**Problem to solve:** Scan the records below. List lines holding "location".

[Excerpts from an interface dataset]

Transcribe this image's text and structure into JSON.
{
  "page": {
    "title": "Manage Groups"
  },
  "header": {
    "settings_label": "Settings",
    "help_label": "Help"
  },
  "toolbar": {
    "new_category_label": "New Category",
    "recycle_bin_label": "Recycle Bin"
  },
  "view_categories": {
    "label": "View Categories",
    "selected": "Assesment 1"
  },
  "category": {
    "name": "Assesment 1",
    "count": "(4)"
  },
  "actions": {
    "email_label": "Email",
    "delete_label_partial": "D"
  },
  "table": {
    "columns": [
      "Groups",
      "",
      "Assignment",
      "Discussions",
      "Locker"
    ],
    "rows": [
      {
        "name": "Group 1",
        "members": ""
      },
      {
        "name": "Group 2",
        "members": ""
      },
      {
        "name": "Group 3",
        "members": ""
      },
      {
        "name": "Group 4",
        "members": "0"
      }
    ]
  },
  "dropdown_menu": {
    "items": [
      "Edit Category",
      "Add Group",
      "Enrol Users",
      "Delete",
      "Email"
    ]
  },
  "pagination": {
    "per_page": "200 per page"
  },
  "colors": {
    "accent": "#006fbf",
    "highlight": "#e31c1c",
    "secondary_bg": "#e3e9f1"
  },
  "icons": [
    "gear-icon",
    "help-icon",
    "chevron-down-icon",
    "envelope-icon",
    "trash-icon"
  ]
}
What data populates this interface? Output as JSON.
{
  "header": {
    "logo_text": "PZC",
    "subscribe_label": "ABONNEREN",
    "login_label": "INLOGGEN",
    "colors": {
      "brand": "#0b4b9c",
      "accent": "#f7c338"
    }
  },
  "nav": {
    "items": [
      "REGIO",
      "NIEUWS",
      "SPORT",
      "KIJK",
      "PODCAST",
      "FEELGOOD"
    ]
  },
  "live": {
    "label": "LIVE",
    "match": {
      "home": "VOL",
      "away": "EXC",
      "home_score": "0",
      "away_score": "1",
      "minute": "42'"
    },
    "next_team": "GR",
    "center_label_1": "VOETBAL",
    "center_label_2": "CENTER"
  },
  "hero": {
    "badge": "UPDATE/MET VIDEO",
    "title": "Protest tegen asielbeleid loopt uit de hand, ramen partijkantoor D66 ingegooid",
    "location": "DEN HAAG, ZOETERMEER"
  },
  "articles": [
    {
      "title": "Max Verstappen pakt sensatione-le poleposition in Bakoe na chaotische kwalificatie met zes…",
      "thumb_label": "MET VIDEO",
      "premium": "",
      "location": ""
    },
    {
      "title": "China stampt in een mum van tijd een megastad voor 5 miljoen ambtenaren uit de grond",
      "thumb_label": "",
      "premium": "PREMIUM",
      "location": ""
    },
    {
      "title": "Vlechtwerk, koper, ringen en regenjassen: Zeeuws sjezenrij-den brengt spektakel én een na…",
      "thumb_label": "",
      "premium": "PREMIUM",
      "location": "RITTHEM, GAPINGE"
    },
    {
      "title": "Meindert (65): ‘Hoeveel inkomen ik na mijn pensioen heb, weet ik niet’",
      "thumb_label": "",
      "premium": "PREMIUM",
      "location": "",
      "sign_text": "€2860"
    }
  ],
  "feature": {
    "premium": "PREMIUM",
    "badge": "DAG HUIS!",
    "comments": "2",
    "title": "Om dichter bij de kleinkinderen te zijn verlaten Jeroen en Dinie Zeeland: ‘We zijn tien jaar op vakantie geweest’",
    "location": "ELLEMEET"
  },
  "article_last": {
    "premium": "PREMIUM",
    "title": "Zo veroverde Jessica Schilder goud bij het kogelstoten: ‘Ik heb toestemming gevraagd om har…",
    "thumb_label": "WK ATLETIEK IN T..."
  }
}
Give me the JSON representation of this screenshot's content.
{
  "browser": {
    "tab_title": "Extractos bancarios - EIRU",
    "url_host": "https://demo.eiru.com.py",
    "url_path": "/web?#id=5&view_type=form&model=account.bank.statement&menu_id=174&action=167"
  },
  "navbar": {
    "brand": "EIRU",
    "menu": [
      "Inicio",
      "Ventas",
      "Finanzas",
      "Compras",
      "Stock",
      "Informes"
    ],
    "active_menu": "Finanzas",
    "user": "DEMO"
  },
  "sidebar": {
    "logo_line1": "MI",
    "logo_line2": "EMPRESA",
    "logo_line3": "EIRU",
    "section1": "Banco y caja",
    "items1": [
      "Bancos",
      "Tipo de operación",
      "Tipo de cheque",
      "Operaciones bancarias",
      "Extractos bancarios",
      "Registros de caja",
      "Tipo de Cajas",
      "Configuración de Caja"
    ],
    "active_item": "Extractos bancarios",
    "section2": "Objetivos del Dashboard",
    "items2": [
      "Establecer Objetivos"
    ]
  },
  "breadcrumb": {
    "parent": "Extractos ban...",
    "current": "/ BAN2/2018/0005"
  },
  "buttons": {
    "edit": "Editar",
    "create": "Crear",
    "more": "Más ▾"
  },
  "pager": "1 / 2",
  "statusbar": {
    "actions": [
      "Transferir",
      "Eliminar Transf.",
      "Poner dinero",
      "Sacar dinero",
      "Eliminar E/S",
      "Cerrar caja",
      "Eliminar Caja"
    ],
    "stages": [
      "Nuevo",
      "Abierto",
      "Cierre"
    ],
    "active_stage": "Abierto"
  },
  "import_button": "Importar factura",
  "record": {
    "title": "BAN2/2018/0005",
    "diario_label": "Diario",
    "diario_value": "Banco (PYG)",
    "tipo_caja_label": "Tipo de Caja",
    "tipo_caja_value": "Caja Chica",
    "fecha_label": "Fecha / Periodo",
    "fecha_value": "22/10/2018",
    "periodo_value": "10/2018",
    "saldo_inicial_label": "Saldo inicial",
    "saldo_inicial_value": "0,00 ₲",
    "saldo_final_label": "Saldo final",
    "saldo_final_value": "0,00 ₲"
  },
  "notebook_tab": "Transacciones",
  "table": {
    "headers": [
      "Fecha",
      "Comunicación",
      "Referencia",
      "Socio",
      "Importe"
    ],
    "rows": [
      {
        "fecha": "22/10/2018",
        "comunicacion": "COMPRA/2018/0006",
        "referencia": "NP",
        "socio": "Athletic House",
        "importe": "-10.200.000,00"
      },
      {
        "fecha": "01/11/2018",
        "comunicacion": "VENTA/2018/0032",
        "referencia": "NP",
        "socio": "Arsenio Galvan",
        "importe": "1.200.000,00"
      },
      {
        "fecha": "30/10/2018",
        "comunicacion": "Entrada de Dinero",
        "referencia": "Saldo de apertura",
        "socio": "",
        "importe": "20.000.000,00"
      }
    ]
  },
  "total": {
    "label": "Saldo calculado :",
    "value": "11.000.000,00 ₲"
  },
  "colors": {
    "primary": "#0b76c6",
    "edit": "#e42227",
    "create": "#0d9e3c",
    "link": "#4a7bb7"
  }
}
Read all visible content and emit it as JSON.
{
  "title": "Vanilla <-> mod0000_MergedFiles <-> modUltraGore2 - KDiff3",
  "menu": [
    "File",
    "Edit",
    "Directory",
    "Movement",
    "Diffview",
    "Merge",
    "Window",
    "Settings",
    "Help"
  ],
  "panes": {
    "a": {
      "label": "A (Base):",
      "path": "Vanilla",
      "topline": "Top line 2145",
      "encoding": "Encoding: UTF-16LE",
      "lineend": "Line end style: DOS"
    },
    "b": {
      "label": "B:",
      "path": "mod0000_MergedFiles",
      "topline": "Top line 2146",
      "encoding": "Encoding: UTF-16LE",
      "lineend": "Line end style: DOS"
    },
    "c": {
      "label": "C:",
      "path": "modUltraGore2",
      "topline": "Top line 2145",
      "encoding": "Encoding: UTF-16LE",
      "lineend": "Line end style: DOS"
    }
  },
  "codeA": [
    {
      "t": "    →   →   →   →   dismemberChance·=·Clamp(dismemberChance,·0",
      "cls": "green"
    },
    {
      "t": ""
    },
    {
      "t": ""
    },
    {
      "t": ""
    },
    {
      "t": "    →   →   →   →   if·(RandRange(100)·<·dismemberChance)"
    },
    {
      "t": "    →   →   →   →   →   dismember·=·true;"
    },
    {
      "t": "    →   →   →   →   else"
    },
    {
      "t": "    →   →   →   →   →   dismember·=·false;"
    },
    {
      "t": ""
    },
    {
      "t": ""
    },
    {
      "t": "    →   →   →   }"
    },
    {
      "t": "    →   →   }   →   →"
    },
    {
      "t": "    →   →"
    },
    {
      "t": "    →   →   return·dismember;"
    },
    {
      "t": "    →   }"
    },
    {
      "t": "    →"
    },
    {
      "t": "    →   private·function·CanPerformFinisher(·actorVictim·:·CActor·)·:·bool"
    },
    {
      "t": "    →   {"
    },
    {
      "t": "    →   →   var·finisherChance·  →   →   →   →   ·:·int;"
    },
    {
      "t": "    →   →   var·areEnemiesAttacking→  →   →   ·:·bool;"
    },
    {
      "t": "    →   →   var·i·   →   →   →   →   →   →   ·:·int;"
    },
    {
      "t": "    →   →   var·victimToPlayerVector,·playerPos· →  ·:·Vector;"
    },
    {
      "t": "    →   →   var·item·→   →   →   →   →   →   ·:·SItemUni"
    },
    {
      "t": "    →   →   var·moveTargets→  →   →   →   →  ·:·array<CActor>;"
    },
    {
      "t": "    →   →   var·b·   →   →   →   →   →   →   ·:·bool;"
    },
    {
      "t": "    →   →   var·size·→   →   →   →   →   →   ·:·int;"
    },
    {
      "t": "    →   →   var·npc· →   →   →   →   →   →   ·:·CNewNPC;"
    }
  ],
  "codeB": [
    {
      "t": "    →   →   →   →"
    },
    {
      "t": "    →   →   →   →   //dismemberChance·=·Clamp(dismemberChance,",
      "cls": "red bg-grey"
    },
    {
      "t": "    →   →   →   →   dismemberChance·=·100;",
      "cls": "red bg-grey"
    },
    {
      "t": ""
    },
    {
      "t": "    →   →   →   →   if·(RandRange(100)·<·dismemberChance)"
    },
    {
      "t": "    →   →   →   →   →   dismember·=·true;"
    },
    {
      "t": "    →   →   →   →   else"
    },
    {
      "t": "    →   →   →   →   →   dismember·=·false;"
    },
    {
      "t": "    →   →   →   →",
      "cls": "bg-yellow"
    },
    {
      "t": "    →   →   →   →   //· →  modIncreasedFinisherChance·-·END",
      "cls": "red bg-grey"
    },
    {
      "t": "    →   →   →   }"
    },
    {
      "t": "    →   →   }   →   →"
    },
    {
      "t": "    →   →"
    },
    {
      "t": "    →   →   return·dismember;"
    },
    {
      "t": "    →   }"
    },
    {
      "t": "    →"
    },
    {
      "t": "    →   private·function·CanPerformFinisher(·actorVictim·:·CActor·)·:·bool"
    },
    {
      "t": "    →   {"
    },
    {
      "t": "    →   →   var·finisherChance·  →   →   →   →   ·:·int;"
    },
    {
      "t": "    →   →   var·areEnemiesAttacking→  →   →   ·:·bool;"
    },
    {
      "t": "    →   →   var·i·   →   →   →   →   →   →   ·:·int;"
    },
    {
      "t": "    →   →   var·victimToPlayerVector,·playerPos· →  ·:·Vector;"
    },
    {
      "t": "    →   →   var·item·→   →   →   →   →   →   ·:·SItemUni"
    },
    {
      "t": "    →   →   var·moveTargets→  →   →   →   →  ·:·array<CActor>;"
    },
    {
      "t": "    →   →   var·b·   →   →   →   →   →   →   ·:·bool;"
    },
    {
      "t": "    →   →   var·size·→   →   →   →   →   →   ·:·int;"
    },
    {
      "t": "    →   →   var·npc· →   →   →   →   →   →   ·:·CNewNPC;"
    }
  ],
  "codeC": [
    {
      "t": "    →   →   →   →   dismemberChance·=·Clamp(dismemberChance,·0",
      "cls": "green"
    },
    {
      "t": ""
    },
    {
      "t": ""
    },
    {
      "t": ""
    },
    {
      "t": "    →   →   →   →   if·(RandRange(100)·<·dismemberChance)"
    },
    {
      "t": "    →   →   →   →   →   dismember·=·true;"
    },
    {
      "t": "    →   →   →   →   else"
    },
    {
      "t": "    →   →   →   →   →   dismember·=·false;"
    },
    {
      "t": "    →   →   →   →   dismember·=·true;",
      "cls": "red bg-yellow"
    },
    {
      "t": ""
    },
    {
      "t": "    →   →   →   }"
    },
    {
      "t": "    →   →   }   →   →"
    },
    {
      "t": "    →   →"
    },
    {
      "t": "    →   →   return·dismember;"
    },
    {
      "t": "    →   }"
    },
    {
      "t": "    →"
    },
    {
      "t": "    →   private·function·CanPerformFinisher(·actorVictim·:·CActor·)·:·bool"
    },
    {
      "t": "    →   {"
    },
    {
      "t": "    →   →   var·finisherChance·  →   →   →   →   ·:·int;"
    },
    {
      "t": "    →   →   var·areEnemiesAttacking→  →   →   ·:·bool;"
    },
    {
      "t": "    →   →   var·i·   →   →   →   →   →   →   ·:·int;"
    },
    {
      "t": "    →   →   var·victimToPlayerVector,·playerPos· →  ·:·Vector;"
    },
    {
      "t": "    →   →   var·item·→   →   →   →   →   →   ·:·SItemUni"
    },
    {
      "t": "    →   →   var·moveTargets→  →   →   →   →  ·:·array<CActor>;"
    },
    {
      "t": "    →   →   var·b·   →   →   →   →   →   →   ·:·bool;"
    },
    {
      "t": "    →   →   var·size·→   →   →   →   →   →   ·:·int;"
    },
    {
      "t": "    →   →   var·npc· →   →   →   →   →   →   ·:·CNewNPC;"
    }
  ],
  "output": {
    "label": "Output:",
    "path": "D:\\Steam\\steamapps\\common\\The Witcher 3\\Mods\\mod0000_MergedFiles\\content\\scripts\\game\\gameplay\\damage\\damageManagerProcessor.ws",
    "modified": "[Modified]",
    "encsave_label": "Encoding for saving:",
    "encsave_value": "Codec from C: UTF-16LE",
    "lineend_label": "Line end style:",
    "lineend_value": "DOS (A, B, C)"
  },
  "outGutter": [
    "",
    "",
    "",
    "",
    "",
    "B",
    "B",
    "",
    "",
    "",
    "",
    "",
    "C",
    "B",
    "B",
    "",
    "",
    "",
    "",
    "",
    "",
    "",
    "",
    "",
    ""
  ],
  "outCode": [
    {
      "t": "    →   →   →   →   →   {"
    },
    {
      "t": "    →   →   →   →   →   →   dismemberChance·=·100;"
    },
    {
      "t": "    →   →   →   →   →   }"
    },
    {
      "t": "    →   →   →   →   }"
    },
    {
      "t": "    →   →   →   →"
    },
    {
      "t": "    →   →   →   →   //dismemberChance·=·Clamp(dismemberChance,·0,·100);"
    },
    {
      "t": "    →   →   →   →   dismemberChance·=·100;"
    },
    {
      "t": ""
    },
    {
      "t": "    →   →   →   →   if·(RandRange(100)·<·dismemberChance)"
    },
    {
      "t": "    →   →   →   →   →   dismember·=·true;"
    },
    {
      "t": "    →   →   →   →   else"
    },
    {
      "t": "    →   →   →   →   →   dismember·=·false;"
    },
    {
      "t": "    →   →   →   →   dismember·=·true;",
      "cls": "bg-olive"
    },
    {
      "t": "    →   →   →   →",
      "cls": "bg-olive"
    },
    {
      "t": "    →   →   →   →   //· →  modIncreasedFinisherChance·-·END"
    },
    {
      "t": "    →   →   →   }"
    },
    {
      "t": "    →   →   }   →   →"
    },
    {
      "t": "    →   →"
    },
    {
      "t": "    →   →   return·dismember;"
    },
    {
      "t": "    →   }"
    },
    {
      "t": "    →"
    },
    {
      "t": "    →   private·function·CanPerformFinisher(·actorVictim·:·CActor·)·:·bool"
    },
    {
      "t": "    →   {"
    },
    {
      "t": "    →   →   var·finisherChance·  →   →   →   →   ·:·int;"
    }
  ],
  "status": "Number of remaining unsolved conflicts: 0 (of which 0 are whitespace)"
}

**Task solution:**
    "location": "DEN HAAG, ZOETERMEER"
      "location": ""
      "location": ""
      "location": "RITTHEM, GAPINGE"
      "location": "",
    "location": "ELLEMEET"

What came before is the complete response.